The categories of vehicular manslaughter crime while you are intoxicated include the following:
- Vehicular manslaughter offense while intoxicated with gross negligence.
- Vehicular manslaughter crime while intoxicated without gross negligence.
Vehicular manslaughter offense while driving under the influence also means committing offenses against the following laws:
- Driving under the influence, VC 23152(a).
- Driving with a Blood Alcohol Content of 0.8 or greater, VC 23152(b).
- Operating a vehicle with a Blood Alcohol Content of 0.5 or greater while you are under 21.
- Driving under the influence of alcohol and drugs, Vehicle Code 23152(f).

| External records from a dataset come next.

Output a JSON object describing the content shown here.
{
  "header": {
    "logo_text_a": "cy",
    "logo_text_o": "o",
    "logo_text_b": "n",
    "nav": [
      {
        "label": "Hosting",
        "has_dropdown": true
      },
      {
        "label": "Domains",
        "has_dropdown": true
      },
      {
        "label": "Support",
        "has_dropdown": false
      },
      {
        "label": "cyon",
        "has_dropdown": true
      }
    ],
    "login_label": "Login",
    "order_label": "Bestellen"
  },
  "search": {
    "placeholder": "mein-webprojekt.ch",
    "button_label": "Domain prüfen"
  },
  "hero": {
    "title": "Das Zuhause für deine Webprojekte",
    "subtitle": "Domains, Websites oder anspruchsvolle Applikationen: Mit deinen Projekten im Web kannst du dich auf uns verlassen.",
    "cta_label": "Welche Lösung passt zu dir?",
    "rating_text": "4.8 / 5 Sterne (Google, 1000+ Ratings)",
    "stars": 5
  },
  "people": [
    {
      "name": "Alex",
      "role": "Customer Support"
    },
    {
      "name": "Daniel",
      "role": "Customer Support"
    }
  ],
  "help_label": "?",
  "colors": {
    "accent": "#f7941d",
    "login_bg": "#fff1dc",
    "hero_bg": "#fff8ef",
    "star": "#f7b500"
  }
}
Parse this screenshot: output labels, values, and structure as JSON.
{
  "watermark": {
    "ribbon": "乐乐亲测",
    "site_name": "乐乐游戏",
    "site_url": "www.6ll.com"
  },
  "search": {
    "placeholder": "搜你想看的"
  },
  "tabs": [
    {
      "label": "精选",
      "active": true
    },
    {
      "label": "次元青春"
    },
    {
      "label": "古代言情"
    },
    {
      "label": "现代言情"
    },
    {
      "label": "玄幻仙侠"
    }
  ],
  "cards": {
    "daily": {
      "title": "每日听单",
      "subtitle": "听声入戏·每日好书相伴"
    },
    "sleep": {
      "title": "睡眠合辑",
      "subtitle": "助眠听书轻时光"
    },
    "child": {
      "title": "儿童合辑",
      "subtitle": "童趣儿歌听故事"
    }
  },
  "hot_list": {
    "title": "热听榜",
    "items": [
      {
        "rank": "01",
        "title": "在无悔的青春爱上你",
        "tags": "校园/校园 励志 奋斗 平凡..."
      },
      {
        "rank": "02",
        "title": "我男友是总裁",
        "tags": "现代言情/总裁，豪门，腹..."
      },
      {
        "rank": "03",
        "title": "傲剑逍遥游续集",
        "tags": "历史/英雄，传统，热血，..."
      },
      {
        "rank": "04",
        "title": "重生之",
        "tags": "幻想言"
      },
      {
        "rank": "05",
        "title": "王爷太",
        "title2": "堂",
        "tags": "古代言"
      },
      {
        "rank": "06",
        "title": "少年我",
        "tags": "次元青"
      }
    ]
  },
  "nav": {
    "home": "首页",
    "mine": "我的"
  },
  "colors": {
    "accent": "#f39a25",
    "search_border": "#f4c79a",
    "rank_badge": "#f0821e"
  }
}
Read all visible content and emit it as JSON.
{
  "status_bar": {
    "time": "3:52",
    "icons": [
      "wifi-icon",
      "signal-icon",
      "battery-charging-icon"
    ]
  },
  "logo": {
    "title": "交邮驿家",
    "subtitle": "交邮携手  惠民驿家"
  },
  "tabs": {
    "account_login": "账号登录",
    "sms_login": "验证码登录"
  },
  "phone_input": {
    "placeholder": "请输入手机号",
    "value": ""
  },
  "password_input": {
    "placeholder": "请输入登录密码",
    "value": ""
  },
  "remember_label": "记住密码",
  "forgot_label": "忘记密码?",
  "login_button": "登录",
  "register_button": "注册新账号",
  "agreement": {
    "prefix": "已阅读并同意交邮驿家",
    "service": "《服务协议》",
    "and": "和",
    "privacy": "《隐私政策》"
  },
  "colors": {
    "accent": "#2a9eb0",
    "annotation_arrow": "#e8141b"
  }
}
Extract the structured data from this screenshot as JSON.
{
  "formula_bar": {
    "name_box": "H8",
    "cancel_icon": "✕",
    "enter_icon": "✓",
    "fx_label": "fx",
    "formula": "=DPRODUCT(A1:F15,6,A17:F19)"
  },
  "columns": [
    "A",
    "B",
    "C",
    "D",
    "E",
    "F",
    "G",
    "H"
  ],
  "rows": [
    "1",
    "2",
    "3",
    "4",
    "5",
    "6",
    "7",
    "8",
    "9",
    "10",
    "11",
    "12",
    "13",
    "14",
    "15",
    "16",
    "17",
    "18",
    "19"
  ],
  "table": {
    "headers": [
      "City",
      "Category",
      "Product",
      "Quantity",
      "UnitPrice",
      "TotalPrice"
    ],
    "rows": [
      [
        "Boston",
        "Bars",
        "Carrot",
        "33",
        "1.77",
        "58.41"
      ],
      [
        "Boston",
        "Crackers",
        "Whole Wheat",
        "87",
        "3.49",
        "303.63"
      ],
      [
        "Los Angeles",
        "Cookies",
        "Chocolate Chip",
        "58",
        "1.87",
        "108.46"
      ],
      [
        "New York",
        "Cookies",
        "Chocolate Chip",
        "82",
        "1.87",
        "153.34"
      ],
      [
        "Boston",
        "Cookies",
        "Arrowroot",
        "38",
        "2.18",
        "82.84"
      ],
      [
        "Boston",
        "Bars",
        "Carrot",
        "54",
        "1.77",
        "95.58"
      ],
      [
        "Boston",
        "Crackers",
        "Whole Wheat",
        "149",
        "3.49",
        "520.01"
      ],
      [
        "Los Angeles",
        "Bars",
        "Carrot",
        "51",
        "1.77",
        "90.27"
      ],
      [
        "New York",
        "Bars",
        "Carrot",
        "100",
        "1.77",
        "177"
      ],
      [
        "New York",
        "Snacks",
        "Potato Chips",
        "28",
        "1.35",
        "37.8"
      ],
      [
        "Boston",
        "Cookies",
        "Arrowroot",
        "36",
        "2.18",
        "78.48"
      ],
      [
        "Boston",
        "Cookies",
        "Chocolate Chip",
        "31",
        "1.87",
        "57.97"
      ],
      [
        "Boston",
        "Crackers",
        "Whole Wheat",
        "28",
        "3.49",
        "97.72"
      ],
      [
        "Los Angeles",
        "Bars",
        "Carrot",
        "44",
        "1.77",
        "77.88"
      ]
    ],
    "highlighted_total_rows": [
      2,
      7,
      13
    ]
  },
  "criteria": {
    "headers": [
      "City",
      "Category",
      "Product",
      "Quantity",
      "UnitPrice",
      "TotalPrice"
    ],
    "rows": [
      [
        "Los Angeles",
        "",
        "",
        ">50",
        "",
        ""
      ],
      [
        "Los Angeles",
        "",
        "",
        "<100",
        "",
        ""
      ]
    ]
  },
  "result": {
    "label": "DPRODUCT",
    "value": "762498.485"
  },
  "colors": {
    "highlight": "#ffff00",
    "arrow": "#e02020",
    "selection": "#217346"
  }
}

Find a San Luis Obispo DUI Attorney Near Me
Under California law, a violation of PC 192(c) is an offense involving reckless driving that causes the death of another person. The accident could be a result of negligence or an accident. However, you want to build strong defenses if you face charges for vehicular manslaughter, as the consequences are usually devastating.
You want to contact an experienced criminal defense lawyer to have the penalties reduced or dismissed to avoid the severe consequences if charged with vehicular manslaughter. At San Luis Obispo DUI Attorneys, we are ready to take up your case to help you achieve a favorable outcome in your case. Contact us at 805-321-1000 when you learn of your charges so that we can start working on your case.